In citing his dissertation, the prize committee stated “Erickson did a brilliant job in discussing a topic with a mathematical image in a real historical way.” The citation also heralded Erickson’s ability to explain the “incompatible applications of game theory in the military and evolutionary realm.” Notably, Erickson was selected for the Young Scholars award by unanimous vote of the prize committee.

Erickson's award.

Erickson's award.

Game theory, which models strategic interactions between rational individuals, was developed in the 1920s and `30s by the Hungarian-American mathematician John von Neumann and the Austrian economist Oskar Morgenstern. The theory’s original inspiration was parlor games like chess and poker, but in the wake of World War II, military-funded mathematicians found applications of the theory to problems of tactical decision-making and logistics. Subsequently, game theory has become a central modeling technique throughout the social and biological sciences, from economics and psychology to evolutionary biology, according to Erickson.

“Game theory is also a theory of how human beings should behave rationally, perhaps; how they do behave; how they might behave and so forth,” Erickson says.

”My work can be read on two levels.

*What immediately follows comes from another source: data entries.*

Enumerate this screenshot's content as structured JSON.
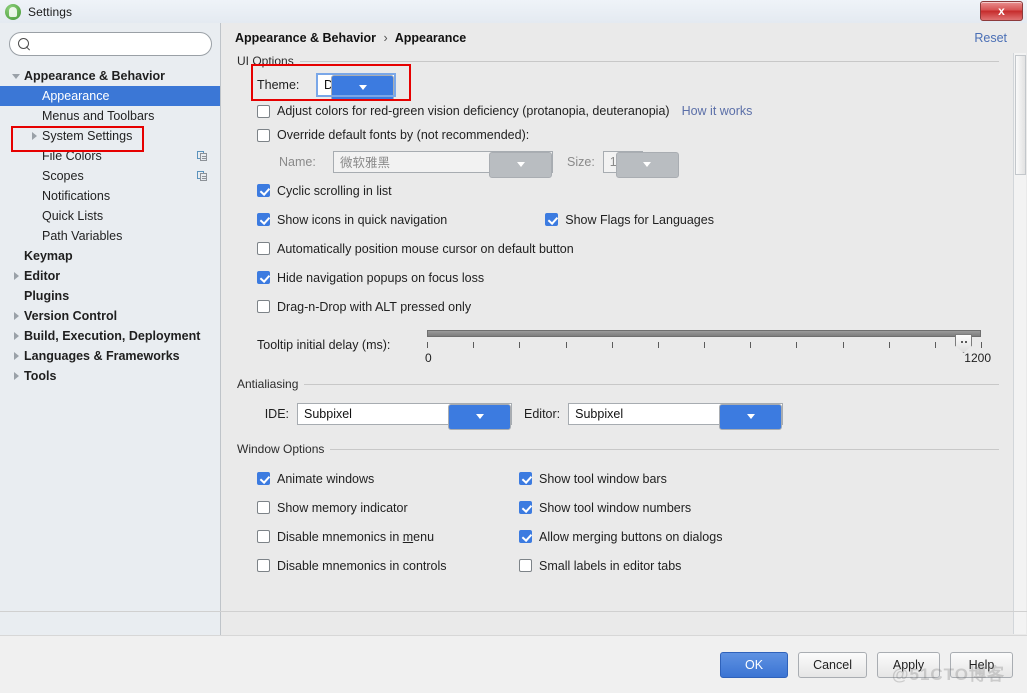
{
  "window": {
    "title": "Settings",
    "app_icon": "android-studio-icon",
    "close_label": "x"
  },
  "sidebar": {
    "search": {
      "value": "",
      "placeholder": "",
      "icon": "search-icon"
    },
    "items": [
      {
        "label": "Appearance & Behavior",
        "bold": true,
        "indent": 0,
        "twisty": "down",
        "selected": false,
        "badge": ""
      },
      {
        "label": "Appearance",
        "bold": false,
        "indent": 1,
        "twisty": "none",
        "selected": true,
        "badge": ""
      },
      {
        "label": "Menus and Toolbars",
        "bold": false,
        "indent": 1,
        "twisty": "none",
        "selected": false,
        "badge": ""
      },
      {
        "label": "System Settings",
        "bold": false,
        "indent": 1,
        "twisty": "right",
        "selected": false,
        "badge": ""
      },
      {
        "label": "File Colors",
        "bold": false,
        "indent": 1,
        "twisty": "none",
        "selected": false,
        "badge": "copy-icon"
      },
      {
        "label": "Scopes",
        "bold": false,
        "indent": 1,
        "twisty": "none",
        "selected": false,
        "badge": "copy-icon"
      },
      {
        "label": "Notifications",
        "bold": false,
        "indent": 1,
        "twisty": "none",
        "selected": false,
        "badge": ""
      },
      {
        "label": "Quick Lists",
        "bold": false,
        "indent": 1,
        "twisty": "none",
        "selected": false,
        "badge": ""
      },
      {
        "label": "Path Variables",
        "bold": false,
        "indent": 1,
        "twisty": "none",
        "selected": false,
        "badge": ""
      },
      {
        "label": "Keymap",
        "bold": true,
        "indent": 0,
        "twisty": "none",
        "selected": false,
        "badge": ""
      },
      {
        "label": "Editor",
        "bold": true,
        "indent": 0,
        "twisty": "right",
        "selected": false,
        "badge": ""
      },
      {
        "label": "Plugins",
        "bold": true,
        "indent": 0,
        "twisty": "none",
        "selected": false,
        "badge": ""
      },
      {
        "label": "Version Control",
        "bold": true,
        "indent": 0,
        "twisty": "right",
        "selected": false,
        "badge": ""
      },
      {
        "label": "Build, Execution, Deployment",
        "bold": true,
        "indent": 0,
        "twisty": "right",
        "selected": false,
        "badge": ""
      },
      {
        "label": "Languages & Frameworks",
        "bold": true,
        "indent": 0,
        "twisty": "right",
        "selected": false,
        "badge": ""
      },
      {
        "label": "Tools",
        "bold": true,
        "indent": 0,
        "twisty": "right",
        "selected": false,
        "badge": ""
      }
    ]
  },
  "header": {
    "crumb_root": "Appearance & Behavior",
    "crumb_sep": "›",
    "crumb_leaf": "Appearance",
    "reset": "Reset"
  },
  "ui_options": {
    "title": "UI Options",
    "theme_label": "Theme:",
    "theme_value": "Darcula",
    "adjust_colors": {
      "label": "Adjust colors for red-green vision deficiency (protanopia, deuteranopia)",
      "checked": false
    },
    "how_it_works": "How it works",
    "override_fonts": {
      "label": "Override default fonts by (not recommended):",
      "checked": false
    },
    "name_label": "Name:",
    "name_value": "微软雅黑",
    "size_label": "Size:",
    "size_value": "12",
    "cyclic_scrolling": {
      "label": "Cyclic scrolling in list",
      "checked": true
    },
    "show_icons_quick_nav": {
      "label": "Show icons in quick navigation",
      "checked": true
    },
    "show_flags_languages": {
      "label": "Show Flags for Languages",
      "checked": true
    },
    "auto_position_cursor": {
      "label": "Automatically position mouse cursor on default button",
      "checked": false
    },
    "hide_nav_popups": {
      "label": "Hide navigation popups on focus loss",
      "checked": true
    },
    "drag_n_drop_alt": {
      "label": "Drag-n-Drop with ALT pressed only",
      "checked": false
    },
    "tooltip_label": "Tooltip initial delay (ms):",
    "tooltip_min": "0",
    "tooltip_max": "1200",
    "tooltip_value": 1200
  },
  "antialiasing": {
    "title": "Antialiasing",
    "ide_label": "IDE:",
    "ide_value": "Subpixel",
    "editor_label": "Editor:",
    "editor_value": "Subpixel"
  },
  "window_options": {
    "title": "Window Options",
    "rows": [
      {
        "left": {
          "label": "Animate windows",
          "checked": true
        },
        "right": {
          "label": "Show tool window bars",
          "checked": true
        }
      },
      {
        "left": {
          "label": "Show memory indicator",
          "checked": false
        },
        "right": {
          "label": "Show tool window numbers",
          "checked": true
        }
      },
      {
        "left": {
          "label": "Disable mnemonics in menu",
          "mnemonic": "m",
          "checked": false
        },
        "right": {
          "label": "Allow merging buttons on dialogs",
          "checked": true
        }
      },
      {
        "left": {
          "label": "Disable mnemonics in controls",
          "checked": false
        },
        "right": {
          "label": "Small labels in editor tabs",
          "checked": false
        }
      }
    ]
  },
  "footer": {
    "ok": "OK",
    "cancel": "Cancel",
    "apply": "Apply",
    "help": "Help"
  },
  "watermark": "@51CTO博客",
  "colors": {
    "selection_blue": "#3b77d6",
    "accent_blue": "#3c7be0",
    "annotation_red": "#e60000",
    "link_blue": "#5b6fa8"
  }
}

On one hand, it tells the history of game theory as a branch of mathematics. On the other, it presents a history of rationality in 20th century America by focusing on links between game theory and broader currents in American culture and politics,” he says.

Erickson explored the ways in which rationality became a seriously contested concept in the nation during the Cold War—especially from a political and cultural standpoint.

Erickson completed his PhD in the History of Science at the University of Wisconsin at Madison and has been at Wesleyan University since summer, 2008. He specializes in the science of the Atomic Age, the history of ecology, biology and technology, game theory’s wider applications in science and social science, the study of populations and science in public policy, among other research specialties and interests.

Photos from the Union Congress are available here.

Stem Cell Documentary Screening and Discussion – Wed. Oct. 7

Laura Stark, assistant professor of sociology and Science in Society, is screening a new documentary on stem cell research policy, called “The Accidental Advocate”. All members of the Wesleyan community are welcome to view the film, which explores one person’s desire to learn more about the complex—and highly politicized—world of stem cell research.

“The filmmaker and her father (a paralyzed former physician who is the protagonist in the documentary) are scheduled to discuss the film, as well,” Stark says.

The screening begins at 5 p.m. in Film Studies 190 (Powell Family Cinema) on Wednesday, Oct. 7.

Please note that the screening will be followed by a catered reception and discussion with Jessica Gerstle, the filmmaker, and her father, Dr. Claude Gerstle (the film’s protagonist). The discussion will cover health advocacy, documentary filmmaking, and the politics of stem cell research.

Laura Stark was featured in a recent profile in The Wesleyan Connection.